I miss Curt Swan. Diversions of the Groovy Kind has a look at The Amazing World of DC Comics #7 (July 1975), with a Curt Swan interview and lots of sweet Swan artwork. I was seven years old when that came out, and I never read it. I'm trying to remember who my Superman artist of record was in those days.
Oh yeah, it was Curt Swan!
Curt Swan was THE Superman artist for me, the way I thought Walt Disney drew all those movie cartoons. Sorry, Joe Shuster. I know you were the original, so it should have been you, but you were long gone by the time I started reading. And when I started reading, as far as I was concerned, you couldn't have a Superman unless he was drawn by Swan. Later I got into Superman reprint books and discovered Wayne Boring, Al Plastino and Neal Adams, and while I liked and still do like their versions of Superman-- there's something really appealing about the beefy, barrel-torsoed Boring Supes-- practically every new Superman or Action Comics I bought had the familiar-looking Swan Superman. So Swan Superman simply WAS Superman for me.
Swan had a way of drawing facial expressions that impressed younger me. Like Superman eating the defunct kryptonite, or posing as Clark Kent doing his day job and making one of Steve Lombard's pranks backfire, startling and humiliating the would-be bully into making a really amusing facial expression, which Swan and whatever inker was handling the book that month rendered in characteristically clean, readable linework.
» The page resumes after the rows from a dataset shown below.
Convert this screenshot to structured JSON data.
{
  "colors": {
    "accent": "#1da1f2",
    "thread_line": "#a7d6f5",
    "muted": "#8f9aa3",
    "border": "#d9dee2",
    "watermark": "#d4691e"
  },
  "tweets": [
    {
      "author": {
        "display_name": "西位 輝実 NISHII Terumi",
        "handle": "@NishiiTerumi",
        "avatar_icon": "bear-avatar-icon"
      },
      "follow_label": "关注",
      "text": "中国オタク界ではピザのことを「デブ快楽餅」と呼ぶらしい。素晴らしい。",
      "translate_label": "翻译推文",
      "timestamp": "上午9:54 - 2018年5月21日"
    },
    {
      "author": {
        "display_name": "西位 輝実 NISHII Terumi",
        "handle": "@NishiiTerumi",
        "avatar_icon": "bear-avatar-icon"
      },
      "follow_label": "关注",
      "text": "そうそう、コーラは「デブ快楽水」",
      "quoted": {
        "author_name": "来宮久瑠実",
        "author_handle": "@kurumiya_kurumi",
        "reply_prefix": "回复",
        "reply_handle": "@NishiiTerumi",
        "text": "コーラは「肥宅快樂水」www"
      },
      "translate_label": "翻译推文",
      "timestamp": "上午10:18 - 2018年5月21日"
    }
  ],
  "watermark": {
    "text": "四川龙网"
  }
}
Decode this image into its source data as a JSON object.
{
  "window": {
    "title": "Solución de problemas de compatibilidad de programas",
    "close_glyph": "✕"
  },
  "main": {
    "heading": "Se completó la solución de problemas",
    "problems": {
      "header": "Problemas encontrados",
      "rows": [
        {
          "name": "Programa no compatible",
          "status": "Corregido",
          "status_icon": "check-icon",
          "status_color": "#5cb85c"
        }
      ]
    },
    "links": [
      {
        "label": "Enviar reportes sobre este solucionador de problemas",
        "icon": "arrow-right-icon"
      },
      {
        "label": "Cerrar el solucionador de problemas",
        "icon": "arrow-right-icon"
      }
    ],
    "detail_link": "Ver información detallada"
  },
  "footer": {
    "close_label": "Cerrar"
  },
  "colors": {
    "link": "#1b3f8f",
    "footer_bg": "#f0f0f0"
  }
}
And I don't know if Swan took a lot of artistic shortcuts, because I don't know much-- if anything-- about his drawing methods. I have a feeling he didn't, because his characters inhabited a solid, believable world. Sure, it was generally neater and more squared-away than our own, but if Superman or Lois Lane happened to be tackling pollution as a social issue in that story, Swan would make that pollution look like the loveliest pollution you ever did see. Municipalities across the land would be proud to fester in Swan-rendered pollution. The Daily Planet offices, the Metropolis skyline, the studios of Galaxy Broadcasting, some alien spaceship-- whatever it was, Swan gave it all a solidity and reality. He simply drew the hell out of it, without a lot of fuss and muss and fidgety crap and visual noise. Swan didn't have to hide anything with flash because he could just flat-out draw, man, draw.
In the DC Comics interview, Swan says, "As the Superman character evolved, Mort [Weisenger] felt, at the time, that we should get a little more humanistic qualities into him. We wanted people to relate to him better." Swan was certainly successful at that. From those facial expressions, to the body language, to the backgrounds, to the stories themselves, he worked on a Superman who had a down-to-earth quality about him. Like a real dude, with real feelings, despite his godlike abilities. When pro writers (and fans) say things about Superman being unrelatable because he's all-powerful, or boring because he can't be challenged, I get the feeling they never read a Superman story drawn by Curt Swan.
Also, it's pretty cool to watch the Swan Superman evolve from the early 60s into the 70s. First he has that tall forehead, the slightly receding hairline of an older guy. Even Superboy looks like he needs a little Minoxodil, or soon will. By the time Clark Kent is anchoring the nightly news at Galaxy, his spit-curl has become a more full-bodied wave and his hair is creeping down over his ears. But what doesn't change in all that time is the basic appeal of Curt Swan's art. If you can look at it and not feel uplifted, then you are reading the wrong blog.
Well, you might be doing that anyway. Go read Diversions of the Groovy Kind, you nut!